Material for the task -
++++++++

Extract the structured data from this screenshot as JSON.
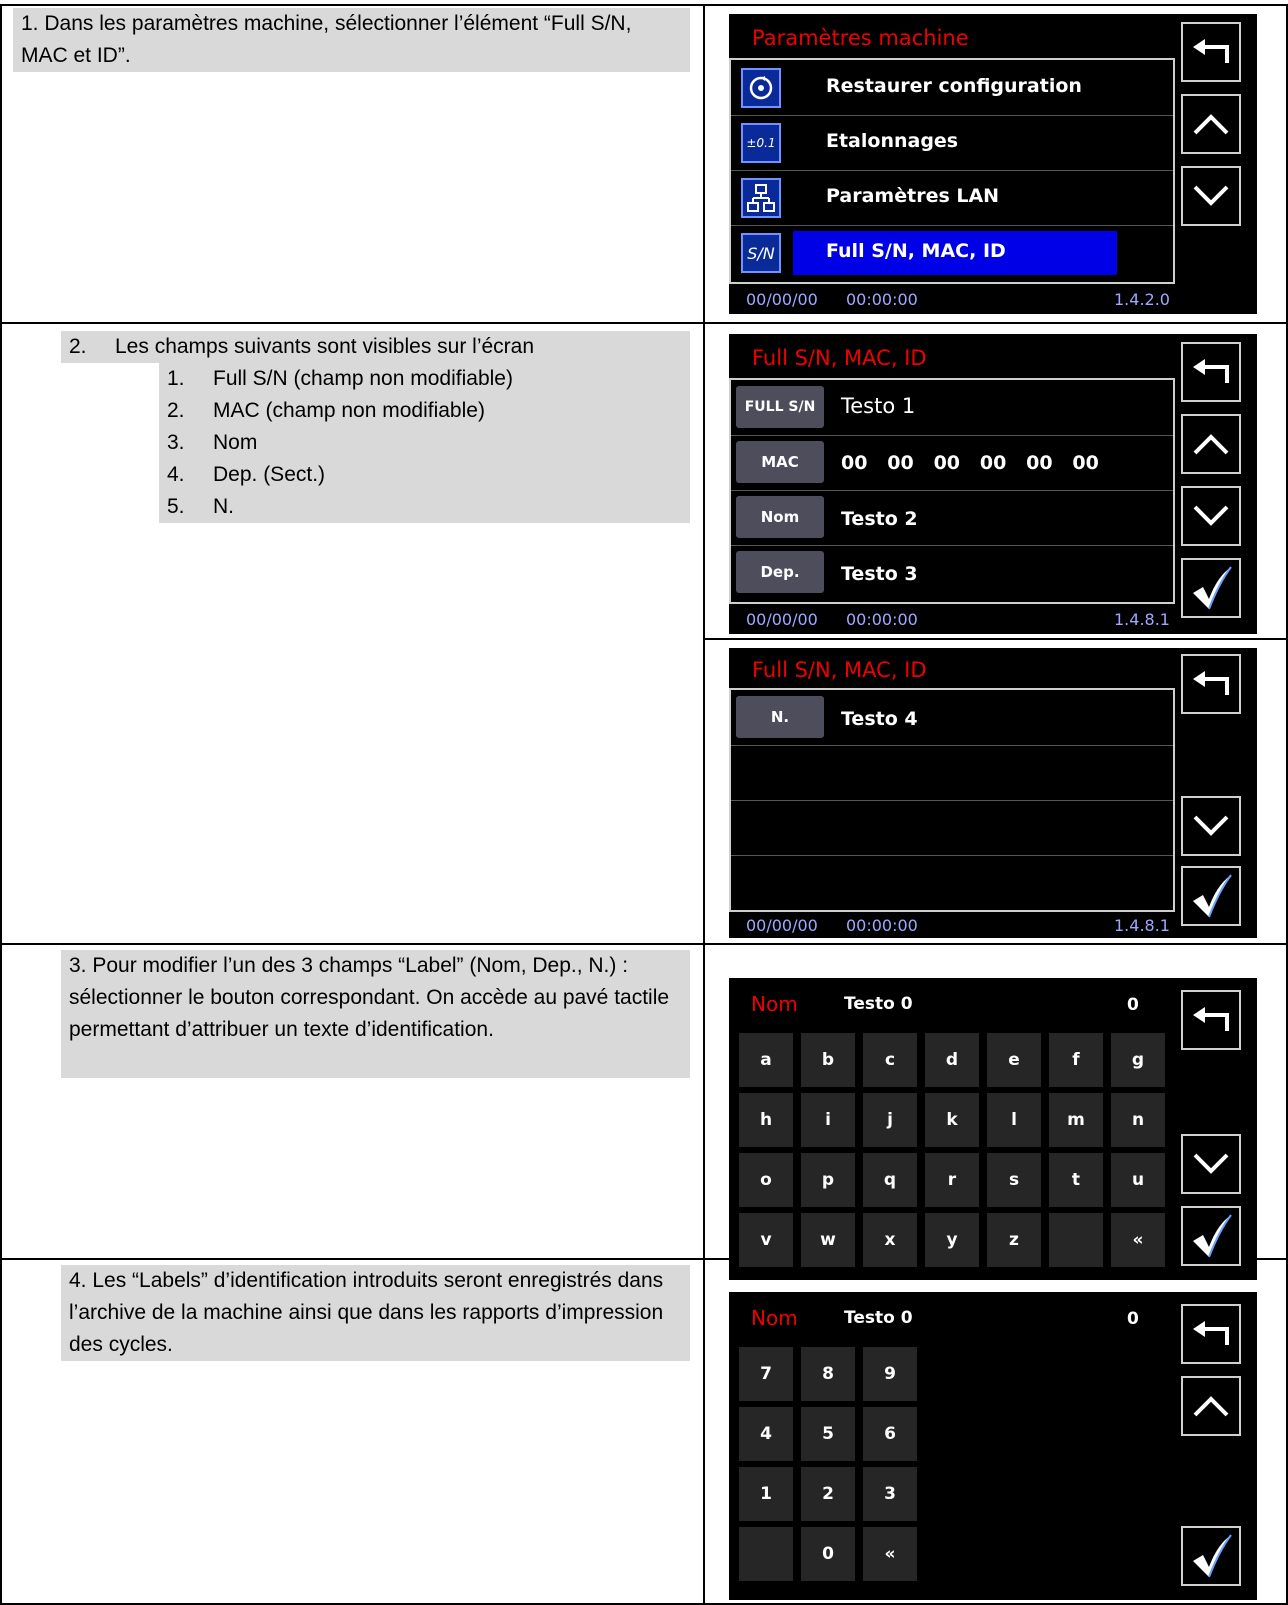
{
  "steps": {
    "s1": {
      "text": "1. Dans les paramètres machine, sélectionner l’élément “Full S/N, MAC et ID”."
    },
    "s2": {
      "intro_num": "2.",
      "intro": "Les champs suivants sont visibles sur l’écran",
      "items": [
        {
          "num": "1.",
          "label": "Full S/N (champ non modifiable)"
        },
        {
          "num": "2.",
          "label": "MAC (champ non modifiable)"
        },
        {
          "num": "3.",
          "label": "Nom"
        },
        {
          "num": "4.",
          "label": "Dep. (Sect.)"
        },
        {
          "num": "5.",
          "label": "N."
        }
      ]
    },
    "s3": {
      "text": "3.  Pour modifier l’un des 3 champs “Label” (Nom, Dep., N.) : sélectionner le bouton correspondant. On accède au pavé tactile permettant d’attribuer un texte d’identification."
    },
    "s4": {
      "text": "4. Les “Labels” d’identification introduits seront enregistrés dans l’archive de la machine ainsi que dans les rapports d’impression des cycles."
    }
  },
  "screen1": {
    "title": "Paramètres machine",
    "items": [
      {
        "icon": "restore-icon",
        "label": "Restaurer configuration"
      },
      {
        "icon": "calibration-icon",
        "icon_text": "±0.1",
        "label": "Etalonnages"
      },
      {
        "icon": "network-icon",
        "label": "Paramètres LAN"
      },
      {
        "icon": "serial-icon",
        "icon_text": "S/N",
        "label": "Full S/N, MAC, ID",
        "selected": true
      }
    ],
    "date": "00/00/00",
    "time": "00:00:00",
    "version": "1.4.2.0"
  },
  "screen2": {
    "title": "Full S/N, MAC, ID",
    "fields": [
      {
        "button": "FULL S/N",
        "value": "Testo 1"
      },
      {
        "button": "MAC",
        "value": "00   00   00   00   00   00"
      },
      {
        "button": "Nom",
        "value": "Testo 2"
      },
      {
        "button": "Dep.",
        "value": "Testo 3"
      }
    ],
    "date": "00/00/00",
    "time": "00:00:00",
    "version": "1.4.8.1"
  },
  "screen3": {
    "title": "Full S/N, MAC, ID",
    "fields": [
      {
        "button": "N.",
        "value": "Testo 4"
      }
    ],
    "date": "00/00/00",
    "time": "00:00:00",
    "version": "1.4.8.1"
  },
  "keyboard_alpha": {
    "field": "Nom",
    "text": "Testo 0",
    "count": "0",
    "keys": [
      "a",
      "b",
      "c",
      "d",
      "e",
      "f",
      "g",
      "h",
      "i",
      "j",
      "k",
      "l",
      "m",
      "n",
      "o",
      "p",
      "q",
      "r",
      "s",
      "t",
      "u",
      "v",
      "w",
      "x",
      "y",
      "z",
      "",
      "«"
    ]
  },
  "keyboard_num": {
    "field": "Nom",
    "text": "Testo 0",
    "count": "0",
    "keys": [
      "7",
      "8",
      "9",
      "4",
      "5",
      "6",
      "1",
      "2",
      "3",
      "",
      "0",
      "«"
    ]
  },
  "icons": {
    "back": "back-arrow-icon",
    "up": "chevron-up-icon",
    "down": "chevron-down-icon",
    "confirm": "checkmark-icon"
  },
  "colors": {
    "title_red": "#e00000",
    "selection_blue": "#0000e6",
    "field_button": "#4d4d5c",
    "status_blue": "#9fa8ff"
  }
}
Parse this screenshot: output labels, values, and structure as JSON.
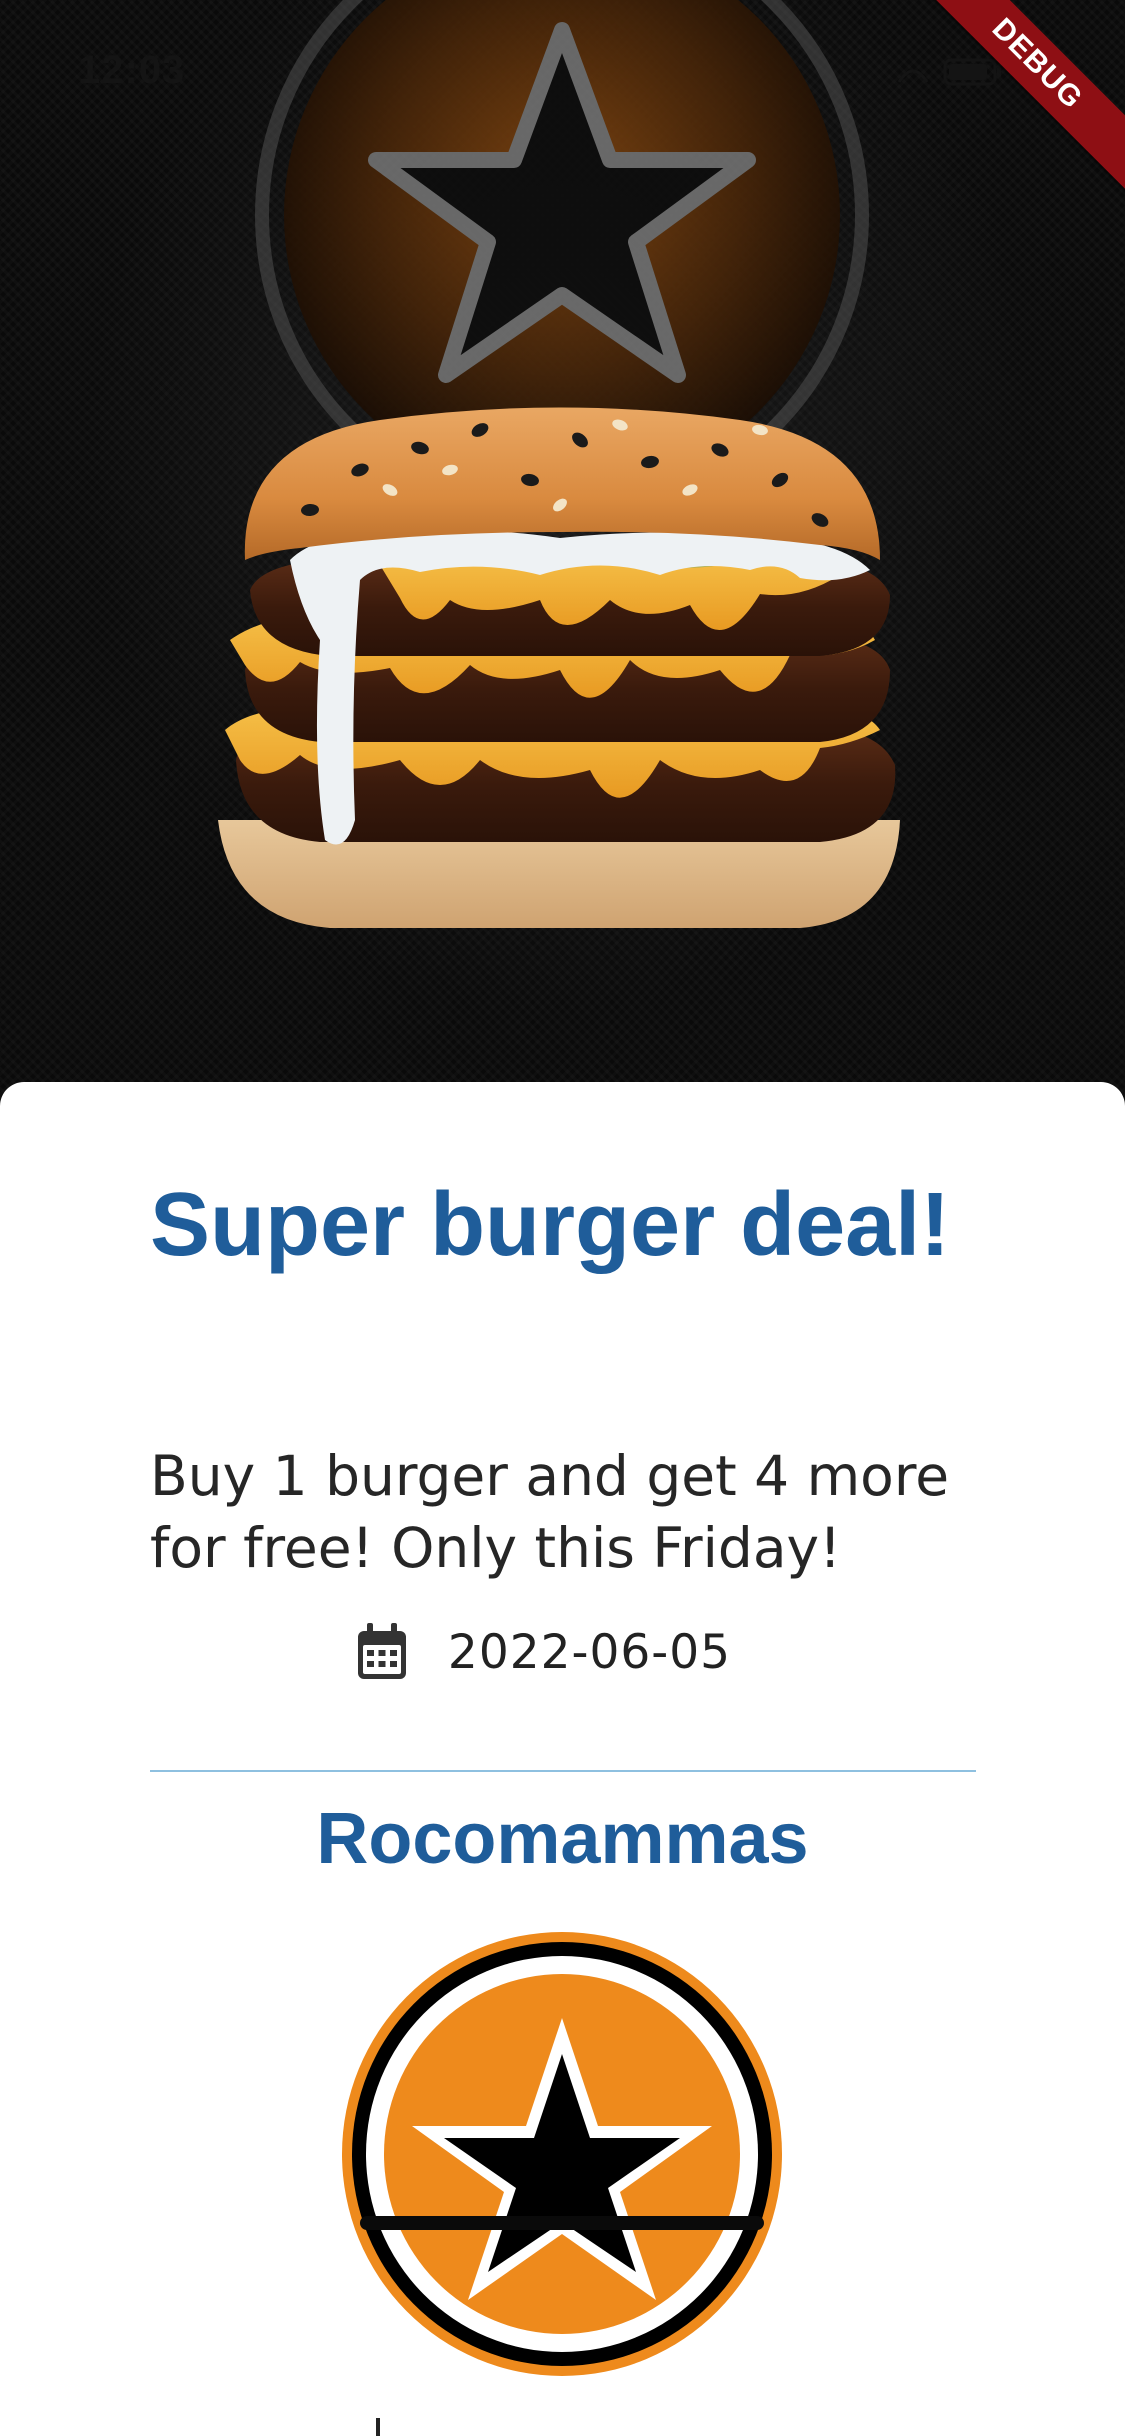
{
  "status_bar": {
    "time": "12:03"
  },
  "debug_banner": {
    "label": "DEBUG"
  },
  "hero": {
    "image": "burger-photo",
    "background_logo": "star-logo"
  },
  "deal": {
    "title": "Super burger deal!",
    "description": "Buy 1 burger and get 4 more for free! Only this Friday!",
    "date_icon": "calendar-icon",
    "date": "2022-06-05"
  },
  "restaurant": {
    "name": "Rocomammas",
    "logo": "star-logo"
  },
  "colors": {
    "title": "#1f5d9a",
    "body_text": "#262626",
    "divider": "#8ec0e0",
    "logo_orange": "#ee8a1c",
    "debug_banner": "#8e0f14"
  }
}
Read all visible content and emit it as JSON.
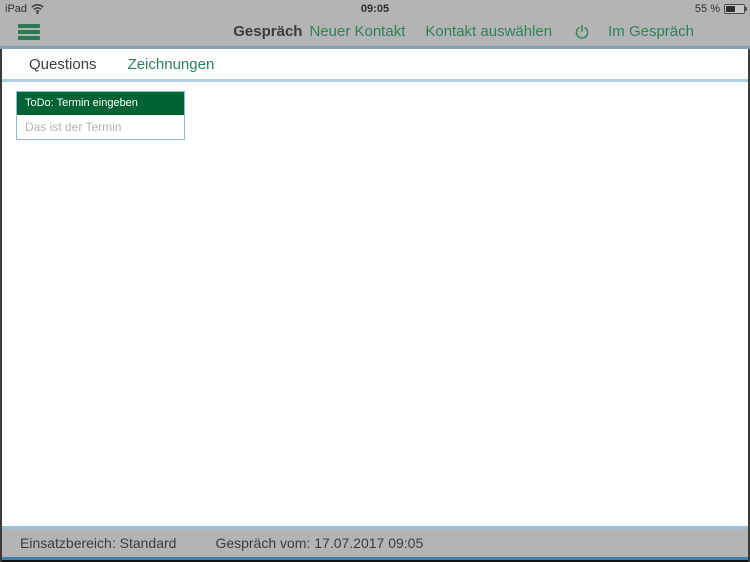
{
  "status_bar": {
    "device": "iPad",
    "time": "09:05",
    "battery_percent": "55 %",
    "battery_level": 0.55
  },
  "nav_bar": {
    "title": "Gespräch",
    "new_contact": "Neuer Kontakt",
    "select_contact": "Kontakt auswählen",
    "in_conversation": "Im Gespräch"
  },
  "tabs": [
    {
      "label": "Questions",
      "active": false
    },
    {
      "label": "Zeichnungen",
      "active": true
    }
  ],
  "content": {
    "todo_card": {
      "header": "ToDo: Termin eingeben",
      "placeholder": "Das ist der Termin",
      "value": ""
    }
  },
  "footer": {
    "area_label": "Einsatzbereich: Standard",
    "conversation_label": "Gespräch vom: 17.07.2017 09:05"
  },
  "icons": {
    "menu": "hamburger-menu",
    "wifi": "wifi-signal",
    "battery": "battery-55",
    "power": "power-symbol"
  },
  "colors": {
    "bar_gray": "#b4b4b4",
    "accent_green": "#2d825a",
    "header_green": "#006333",
    "nav_separator_blue": "#7fa3be",
    "tab_border_blue": "#abcfe3",
    "card_border_blue": "#8cbcdc",
    "footer_border_blue": "#9cc3d6",
    "bottom_line_blue": "#3d80b2",
    "dark_text": "#3b3b3b"
  }
}
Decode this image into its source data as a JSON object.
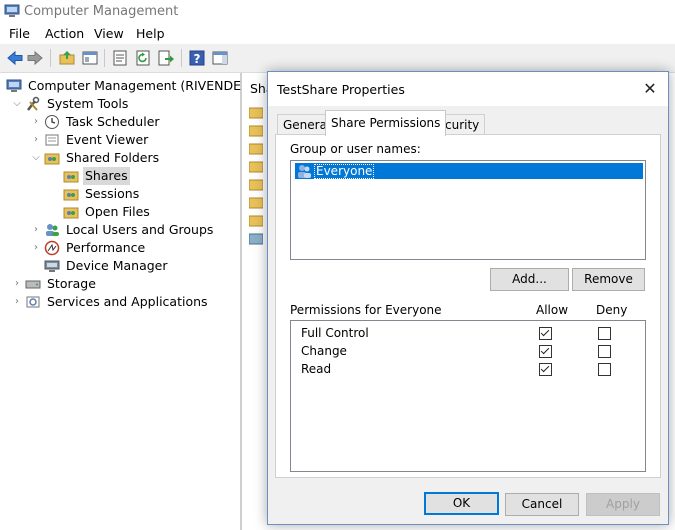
{
  "window": {
    "title": "Computer Management"
  },
  "menu": [
    "File",
    "Action",
    "View",
    "Help"
  ],
  "toolbar": {
    "icons": [
      "back-icon",
      "forward-icon",
      "up-folder-icon",
      "show-hide-tree-icon",
      "properties-icon",
      "refresh-icon",
      "export-icon",
      "help-icon",
      "action-pane-icon"
    ]
  },
  "tree": {
    "root": "Computer Management (RIVENDELL)",
    "system_tools": "System Tools",
    "task_scheduler": "Task Scheduler",
    "event_viewer": "Event Viewer",
    "shared_folders": "Shared Folders",
    "shares": "Shares",
    "sessions": "Sessions",
    "open_files": "Open Files",
    "local_users": "Local Users and Groups",
    "performance": "Performance",
    "device_manager": "Device Manager",
    "storage": "Storage",
    "services": "Services and Applications"
  },
  "right_pane": {
    "header": "Sha"
  },
  "dialog": {
    "title": "TestShare Properties",
    "close": "✕",
    "tabs": [
      "General",
      "Share Permissions",
      "Security"
    ],
    "group_label": "Group or user names:",
    "users": [
      "Everyone"
    ],
    "add_button": "Add...",
    "remove_button": "Remove",
    "perm_label": "Permissions for Everyone",
    "allow_header": "Allow",
    "deny_header": "Deny",
    "permissions": [
      {
        "name": "Full Control",
        "allow": true,
        "deny": false
      },
      {
        "name": "Change",
        "allow": true,
        "deny": false
      },
      {
        "name": "Read",
        "allow": true,
        "deny": false
      }
    ],
    "ok": "OK",
    "cancel": "Cancel",
    "apply": "Apply"
  }
}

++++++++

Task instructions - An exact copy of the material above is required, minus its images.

Answer box -
Extract the structured data from this screenshot as JSON.
{
  "steps": {
    "s1": {
      "text": "1. Dans les paramètres machine, sélectionner l’élément “Full S/N, MAC et ID”."
    },
    "s2": {
      "intro_num": "2.",
      "intro": "Les champs suivants sont visibles sur l’écran",
      "items": [
        {
          "num": "1.",
          "label": "Full S/N (champ non modifiable)"
        },
        {
          "num": "2.",
          "label": "MAC (champ non modifiable)"
        },
        {
          "num": "3.",
          "label": "Nom"
        },
        {
          "num": "4.",
          "label": "Dep. (Sect.)"
        },
        {
          "num": "5.",
          "label": "N."
        }
      ]
    },
    "s3": {
      "text": "3.  Pour modifier l’un des 3 champs “Label” (Nom, Dep., N.) : sélectionner le bouton correspondant. On accède au pavé tactile permettant d’attribuer un texte d’identification."
    },
    "s4": {
      "text": "4. Les “Labels” d’identification introduits seront enregistrés dans l’archive de la machine ainsi que dans les rapports d’impression des cycles."
    }
  },
  "screen1": {
    "title": "Paramètres machine",
    "items": [
      {
        "icon": "restore-icon",
        "label": "Restaurer configuration"
      },
      {
        "icon": "calibration-icon",
        "icon_text": "±0.1",
        "label": "Etalonnages"
      },
      {
        "icon": "network-icon",
        "label": "Paramètres LAN"
      },
      {
        "icon": "serial-icon",
        "icon_text": "S/N",
        "label": "Full S/N, MAC, ID",
        "selected": true
      }
    ],
    "date": "00/00/00",
    "time": "00:00:00",
    "version": "1.4.2.0"
  },
  "screen2": {
    "title": "Full S/N, MAC, ID",
    "fields": [
      {
        "button": "FULL S/N",
        "value": "Testo 1"
      },
      {
        "button": "MAC",
        "value": "00   00   00   00   00   00"
      },
      {
        "button": "Nom",
        "value": "Testo 2"
      },
      {
        "button": "Dep.",
        "value": "Testo 3"
      }
    ],
    "date": "00/00/00",
    "time": "00:00:00",
    "version": "1.4.8.1"
  },
  "screen3": {
    "title": "Full S/N, MAC, ID",
    "fields": [
      {
        "button": "N.",
        "value": "Testo 4"
      }
    ],
    "date": "00/00/00",
    "time": "00:00:00",
    "version": "1.4.8.1"
  },
  "keyboard_alpha": {
    "field": "Nom",
    "text": "Testo 0",
    "count": "0",
    "keys": [
      "a",
      "b",
      "c",
      "d",
      "e",
      "f",
      "g",
      "h",
      "i",
      "j",
      "k",
      "l",
      "m",
      "n",
      "o",
      "p",
      "q",
      "r",
      "s",
      "t",
      "u",
      "v",
      "w",
      "x",
      "y",
      "z",
      "",
      "«"
    ]
  },
  "keyboard_num": {
    "field": "Nom",
    "text": "Testo 0",
    "count": "0",
    "keys": [
      "7",
      "8",
      "9",
      "4",
      "5",
      "6",
      "1",
      "2",
      "3",
      "",
      "0",
      "«"
    ]
  },
  "icons": {
    "back": "back-arrow-icon",
    "up": "chevron-up-icon",
    "down": "chevron-down-icon",
    "confirm": "checkmark-icon"
  },
  "colors": {
    "title_red": "#e00000",
    "selection_blue": "#0000e6",
    "field_button": "#4d4d5c",
    "status_blue": "#9fa8ff"
  }
}
Parse this screenshot: output labels, values, and structure as JSON.
{
  "status_bar": {
    "time": "12:03"
  },
  "debug_banner": {
    "label": "DEBUG"
  },
  "hero": {
    "image": "burger-photo",
    "background_logo": "star-logo"
  },
  "deal": {
    "title": "Super burger deal!",
    "description": "Buy 1 burger and get 4 more for free! Only this Friday!",
    "date_icon": "calendar-icon",
    "date": "2022-06-05"
  },
  "restaurant": {
    "name": "Rocomammas",
    "logo": "star-logo"
  },
  "colors": {
    "title": "#1f5d9a",
    "body_text": "#262626",
    "divider": "#8ec0e0",
    "logo_orange": "#ee8a1c",
    "debug_banner": "#8e0f14"
  }
}
Read all visible content and emit it as JSON.
{
  "status_bar": {
    "device": "iPad",
    "time": "09:05",
    "battery_percent": "55 %",
    "battery_level": 0.55
  },
  "nav_bar": {
    "title": "Gespräch",
    "new_contact": "Neuer Kontakt",
    "select_contact": "Kontakt auswählen",
    "in_conversation": "Im Gespräch"
  },
  "tabs": [
    {
      "label": "Questions",
      "active": false
    },
    {
      "label": "Zeichnungen",
      "active": true
    }
  ],
  "content": {
    "todo_card": {
      "header": "ToDo: Termin eingeben",
      "placeholder": "Das ist der Termin",
      "value": ""
    }
  },
  "footer": {
    "area_label": "Einsatzbereich: Standard",
    "conversation_label": "Gespräch vom: 17.07.2017 09:05"
  },
  "icons": {
    "menu": "hamburger-menu",
    "wifi": "wifi-signal",
    "battery": "battery-55",
    "power": "power-symbol"
  },
  "colors": {
    "bar_gray": "#b4b4b4",
    "accent_green": "#2d825a",
    "header_green": "#006333",
    "nav_separator_blue": "#7fa3be",
    "tab_border_blue": "#abcfe3",
    "card_border_blue": "#8cbcdc",
    "footer_border_blue": "#9cc3d6",
    "bottom_line_blue": "#3d80b2",
    "dark_text": "#3b3b3b"
  }
}
Decode this image into its source data as a JSON object.
{
  "window": {
    "title": "Computer Management"
  },
  "menu": [
    "File",
    "Action",
    "View",
    "Help"
  ],
  "toolbar": {
    "icons": [
      "back-icon",
      "forward-icon",
      "up-folder-icon",
      "show-hide-tree-icon",
      "properties-icon",
      "refresh-icon",
      "export-icon",
      "help-icon",
      "action-pane-icon"
    ]
  },
  "tree": {
    "root": "Computer Management (RIVENDELL)",
    "system_tools": "System Tools",
    "task_scheduler": "Task Scheduler",
    "event_viewer": "Event Viewer",
    "shared_folders": "Shared Folders",
    "shares": "Shares",
    "sessions": "Sessions",
    "open_files": "Open Files",
    "local_users": "Local Users and Groups",
    "performance": "Performance",
    "device_manager": "Device Manager",
    "storage": "Storage",
    "services": "Services and Applications"
  },
  "right_pane": {
    "header": "Sha"
  },
  "dialog": {
    "title": "TestShare Properties",
    "close": "✕",
    "tabs": [
      "General",
      "Share Permissions",
      "Security"
    ],
    "group_label": "Group or user names:",
    "users": [
      "Everyone"
    ],
    "add_button": "Add...",
    "remove_button": "Remove",
    "perm_label": "Permissions for Everyone",
    "allow_header": "Allow",
    "deny_header": "Deny",
    "permissions": [
      {
        "name": "Full Control",
        "allow": true,
        "deny": false
      },
      {
        "name": "Change",
        "allow": true,
        "deny": false
      },
      {
        "name": "Read",
        "allow": true,
        "deny": false
      }
    ],
    "ok": "OK",
    "cancel": "Cancel",
    "apply": "Apply"
  }
}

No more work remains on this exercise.